Think about it.
Is controlled the same thing as owned? Although we can choose not to participate in some fashion. Our lives are governed by credit scores, credit cards, mortgage payments, health insurance, conduct, or travel.
When we have to seek, then be granted permission for the basics in life. Traveling back and forth to work. We must meet certain preconditions to work, credit scores, employment history, criminal records, appropriate social media activities, and mental stability. Are all factors potential employers evaluate.
Owning firearms requires permission. Buying a firearm is no longer a in and out affair.

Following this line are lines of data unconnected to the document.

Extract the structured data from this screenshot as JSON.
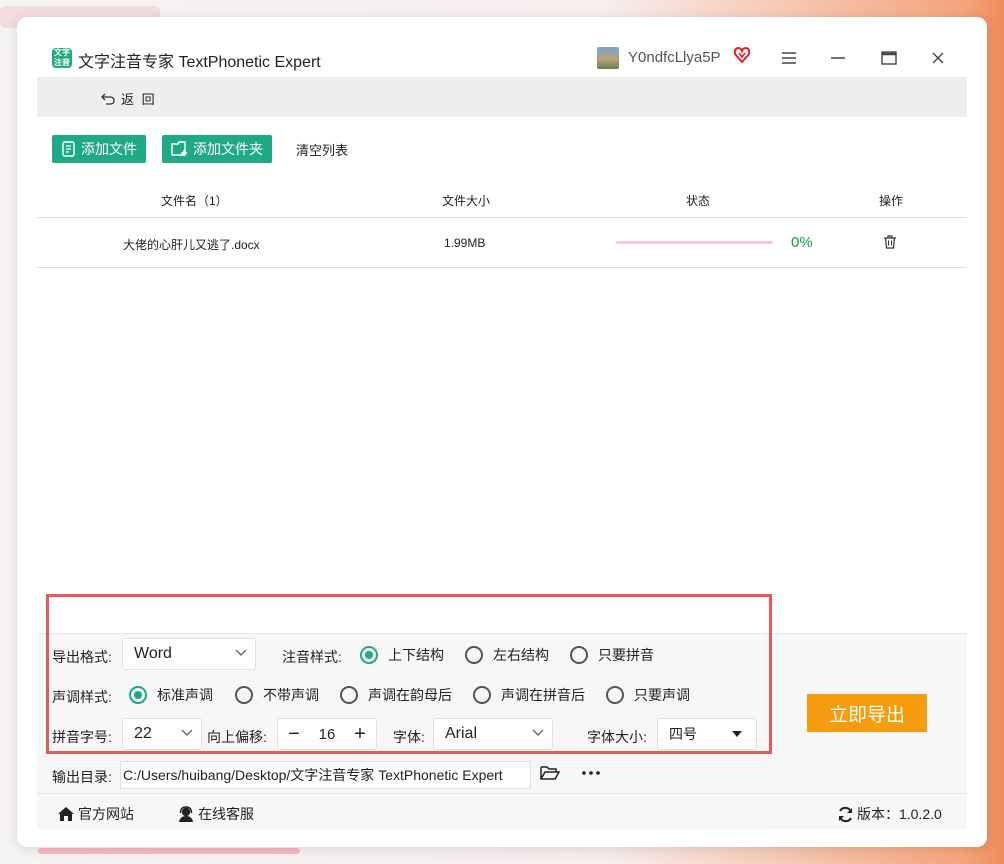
{
  "colors": {
    "accent": "#1fa987",
    "export": "#f59d0e",
    "progress_text": "#1aa33a",
    "highlight": "#e35a5a"
  },
  "app": {
    "logo_text": "文字\n注音",
    "title": "文字注音专家 TextPhonetic Expert"
  },
  "user": {
    "name": "Y0ndfcLlya5P",
    "vip_icon": "heart-badge-icon"
  },
  "window_controls": {
    "menu_icon": "hamburger-icon",
    "maximize_icon": "maximize-icon",
    "close_icon": "close-icon"
  },
  "nav": {
    "back_label": "返 回"
  },
  "toolbar": {
    "add_file": "添加文件",
    "add_folder": "添加文件夹",
    "clear_list": "清空列表"
  },
  "table": {
    "headers": {
      "name": "文件名（1）",
      "size": "文件大小",
      "status": "状态",
      "action": "操作"
    },
    "rows": [
      {
        "name": "大佬的心肝儿又逃了.docx",
        "size": "1.99MB",
        "progress": 0,
        "progress_text": "0%"
      }
    ]
  },
  "settings": {
    "export_format_label": "导出格式:",
    "export_format_value": "Word",
    "annotation_style_label": "注音样式:",
    "annotation_options": [
      "上下结构",
      "左右结构",
      "只要拼音"
    ],
    "annotation_selected": "上下结构",
    "tone_style_label": "声调样式:",
    "tone_options": [
      "标准声调",
      "不带声调",
      "声调在韵母后",
      "声调在拼音后",
      "只要声调"
    ],
    "tone_selected": "标准声调",
    "pinyin_size_label": "拼音字号:",
    "pinyin_size_value": "22",
    "offset_label": "向上偏移:",
    "offset_value": "16",
    "font_label": "字体:",
    "font_value": "Arial",
    "font_size_label": "字体大小:",
    "font_size_value": "四号",
    "output_dir_label": "输出目录:",
    "output_dir_value": "C:/Users/huibang/Desktop/文字注音专家 TextPhonetic Expert",
    "export_button": "立即导出"
  },
  "footer": {
    "website": "官方网站",
    "support": "在线客服",
    "version": "版本：1.0.2.0"
  }
}
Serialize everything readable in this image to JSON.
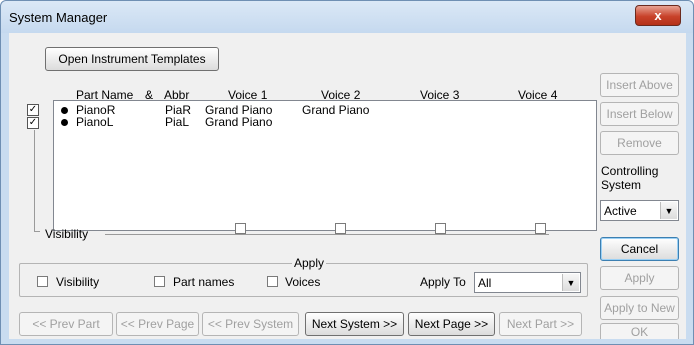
{
  "window": {
    "title": "System Manager",
    "close_glyph": "x"
  },
  "open_templates_button": "Open Instrument Templates",
  "columns": {
    "part_name": "Part Name",
    "amp": "&",
    "abbr": "Abbr",
    "voice1": "Voice 1",
    "voice2": "Voice 2",
    "voice3": "Voice 3",
    "voice4": "Voice 4"
  },
  "parts": [
    {
      "checked": true,
      "name": "PianoR",
      "abbr": "PiaR",
      "voice1": "Grand Piano",
      "voice2": "Grand Piano"
    },
    {
      "checked": true,
      "name": "PianoL",
      "abbr": "PiaL",
      "voice1": "Grand Piano",
      "voice2": ""
    }
  ],
  "visibility_label": "Visibility",
  "side_buttons": {
    "insert_above": "Insert Above",
    "insert_below": "Insert Below",
    "remove": "Remove",
    "controlling_system_label": "Controlling System",
    "controlling_system_value": "Active",
    "cancel": "Cancel",
    "apply": "Apply",
    "apply_to_new": "Apply to New",
    "ok": "OK"
  },
  "apply_group": {
    "title": "Apply",
    "visibility": "Visibility",
    "part_names": "Part names",
    "voices": "Voices",
    "apply_to_label": "Apply To",
    "apply_to_value": "All"
  },
  "nav": {
    "prev_part": "<< Prev Part",
    "prev_page": "<< Prev Page",
    "prev_system": "<< Prev System",
    "next_system": "Next System >>",
    "next_page": "Next Page >>",
    "next_part": "Next Part >>"
  }
}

Soon, there’ll be mandatory direct deposits and cash will become a thing of the past. In many ways are owned, but not to the extent that a cashless society will usher in.

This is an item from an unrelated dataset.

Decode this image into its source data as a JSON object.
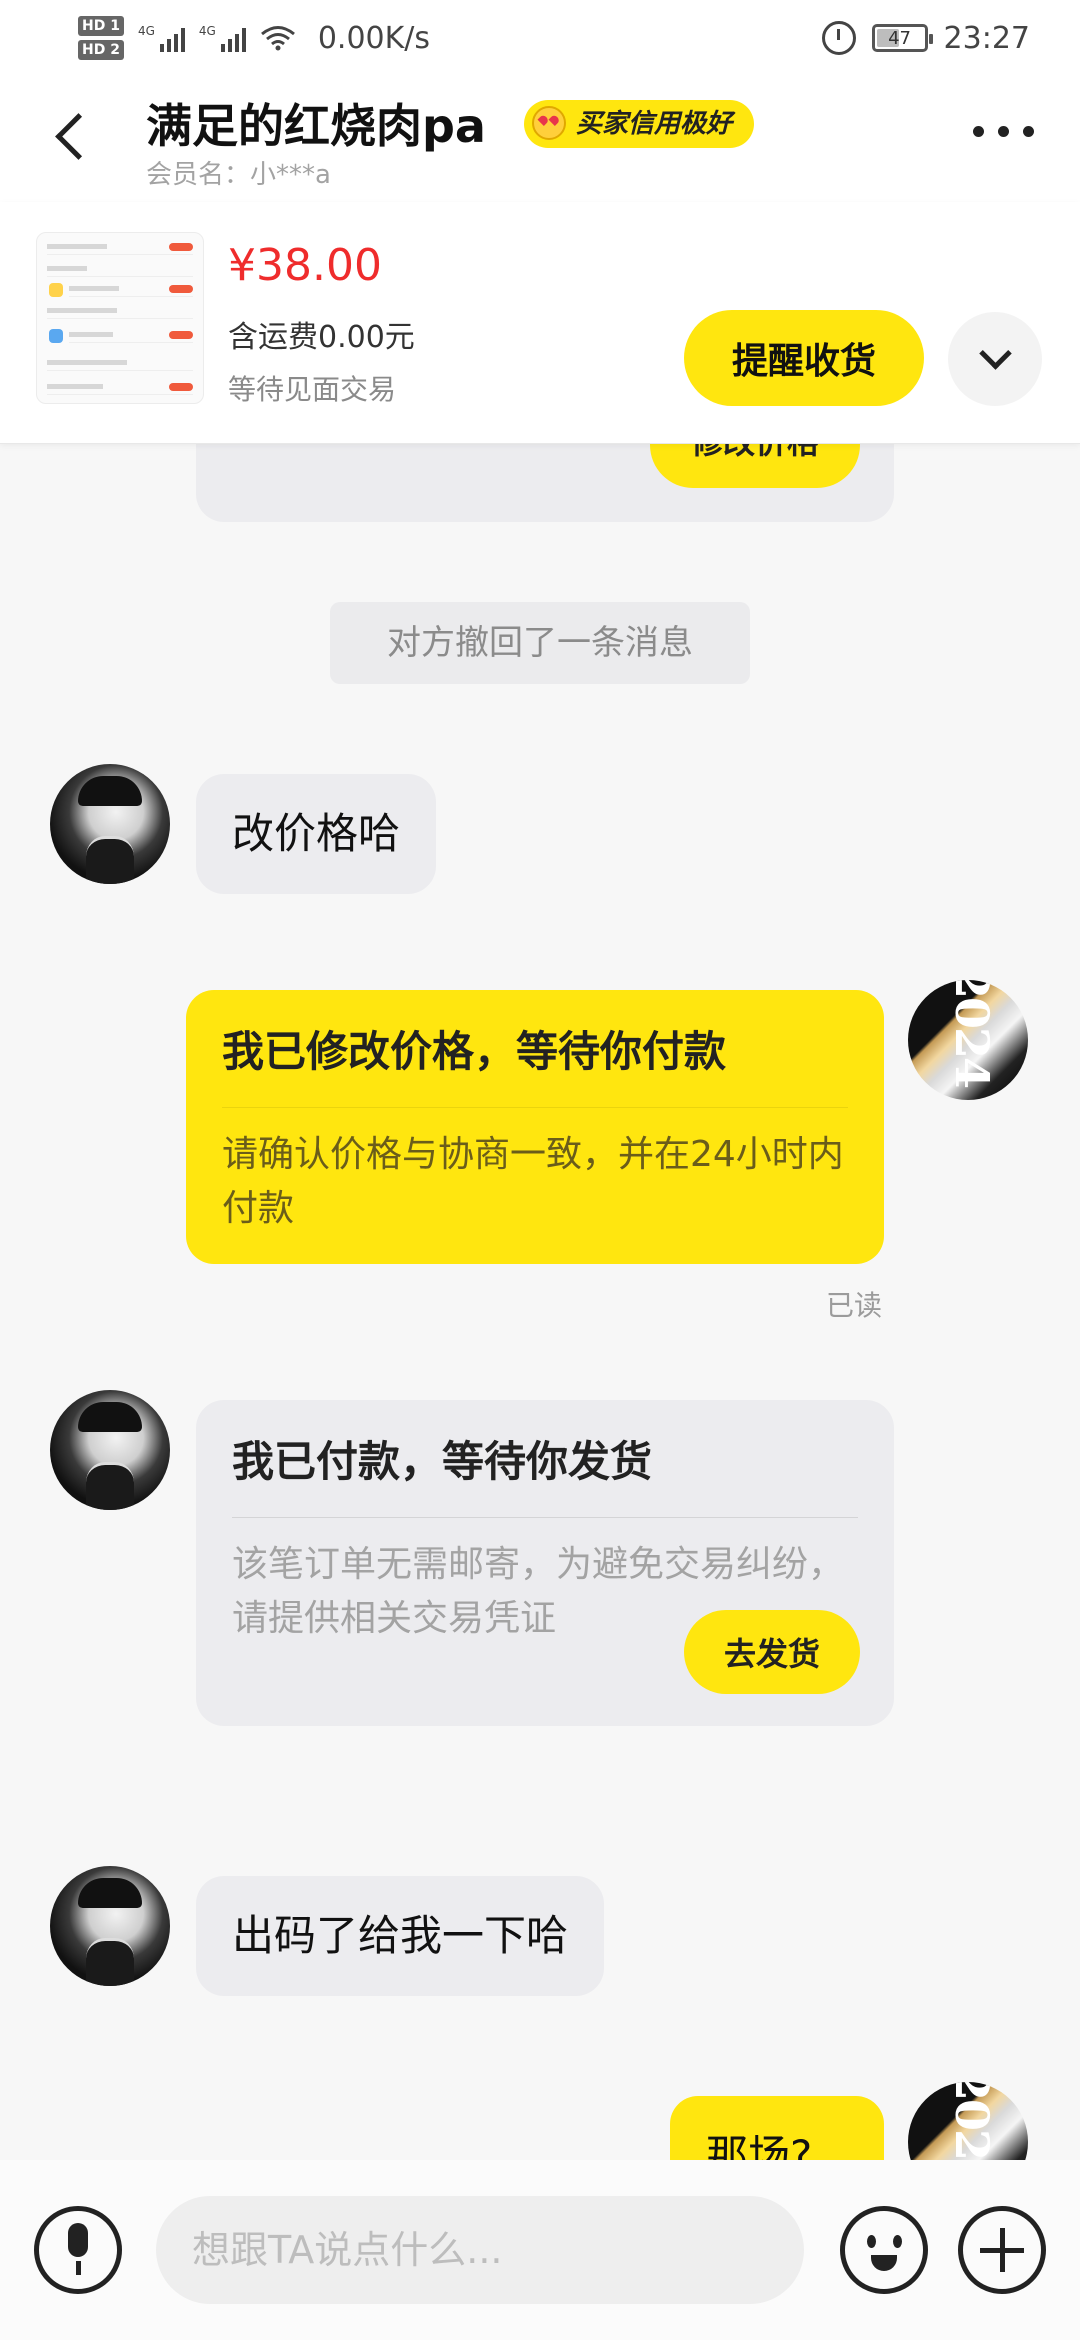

Perhaps the freest people are living in a rain forest untouched, concerned, or physiological manipulated into compliance.
BK, I think that there is a difference: especially if there are work-arounds or ways to avoid these things. A free society is a loose society in which everyone (or at least the very broad middle of the bell curve) had ways of living and working without having to submit to controls. Whether it is the hobos of lore, or the desert hermits or the Galt’s Gulchers, or the people sailing the high seas. Yes, there are trade-offs, and some are really nasty, but still options.

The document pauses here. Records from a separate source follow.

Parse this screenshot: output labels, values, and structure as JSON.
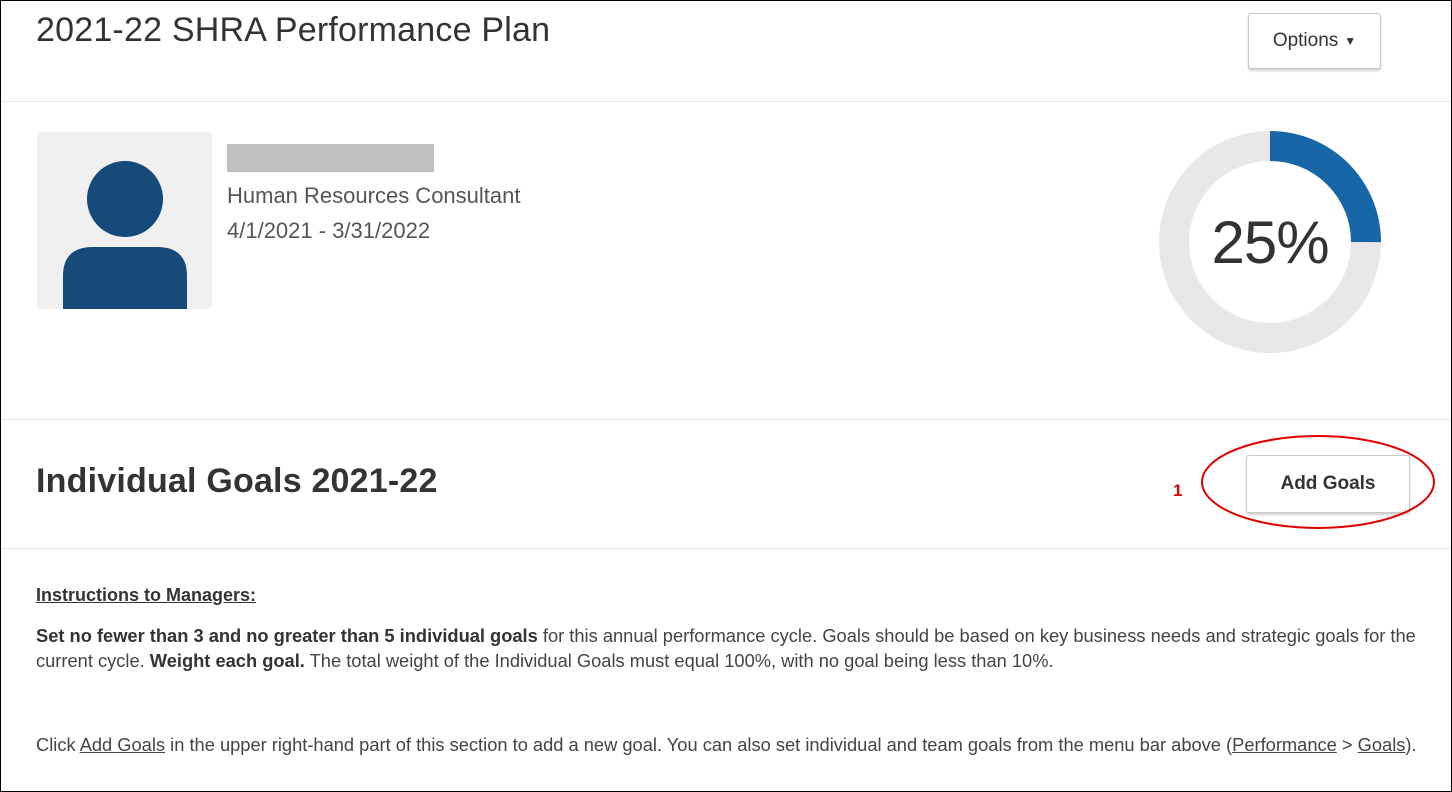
{
  "header": {
    "title": "2021-22 SHRA Performance Plan",
    "options_label": "Options",
    "options_caret": "▼"
  },
  "employee": {
    "job_title": "Human Resources Consultant",
    "date_range": "4/1/2021 - 3/31/2022",
    "avatar_icon": "person-icon",
    "avatar_color": "#164a78"
  },
  "progress": {
    "value": 0.25,
    "label": "25%",
    "fill_color": "#1866a7",
    "track_color": "#e8e8e8"
  },
  "goals_section": {
    "title": "Individual Goals 2021-22",
    "add_goals_label": "Add Goals",
    "annotation_number": "1",
    "annotation_color": "#e00000"
  },
  "instructions": {
    "heading": "Instructions to Managers:",
    "p1_bold1": "Set no fewer than 3 and no greater than 5 individual goals",
    "p1_text1": " for this annual performance cycle. Goals should be based on key business needs and strategic goals for the current cycle. ",
    "p1_bold2": "Weight each goal.",
    "p1_text2": " The total weight of the Individual Goals must equal 100%, with no goal being less than 10%.",
    "p2_text1": "Click ",
    "p2_link1": "Add Goals",
    "p2_text2": " in the upper right-hand part of this section to add a new goal. You can also set individual and team goals from the menu bar above (",
    "p2_link2": "Performance",
    "p2_text3": " > ",
    "p2_link3": "Goals",
    "p2_text4": ")."
  }
}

As you point out, those are being more and more narrowed. It is a frequent theme of both libertarian thought and science fiction.
Remember, too, that some restrictions are based entirely on our voluntary willingness to abide by the laws – even unjust ones. Owning firearms does NOT require permission in many states – purchasing them through “normal channels” (like gun shops) does. But I can buy one or trade for one, or be given one in many states (SD, WY, UT, to name a few) without having to have government (or anyone else’s) permission. If I am willing to be lawless, there is no place in the Fifty States I cannot own (or buy, or steal) a weapon. With risks, of course.
It comes down, perhaps, to a matter of what we value more: liberty or conformance.
the direct answer to the posed question: WE OWN OURSELVES and all that statement implies. as is sometime the case, ‘theory’ and ‘reality’ do not coincide so one, or both, must change.
in America become amerika, the ‘theory’ of ‘free men’ has been pitted against the ‘reality’ of ‘free men’ and the theory has been changed at all levels of power. now, ‘free men’ are only so at the pleasure of their betters…their overseers…their masters…with many of the ‘citizenry’ accepting of their ‘place’. all others are demonized as ‘extremists’, ‘racists’, ‘homophobes’, ‘deplorables’, etc.
the demonization ramping up hatred is in full swing. historically, such events are followed by destruction of those demonized. is this the future coming toward us?
Beau, great points.
Too many people here in the Fifty States (and the rest of the world) either say (or act like) someone else owns them.
Yes, demonization often DOES lead to those demonized being destroyed. BUT… not always. We can and do find examples throughout history where the despicables and the deplorables DO survive and prosper, while those who would have destroyed them have failed and fallen. I pray that 21st Century America might be such a place.
We are all self owned, problem is that we are all controlled by the government in many ways. We must question that control all the time and where we can fight it.
Too many people refuse to admit this truth, or fail to understand that their actions do not match their claims of self-ownership.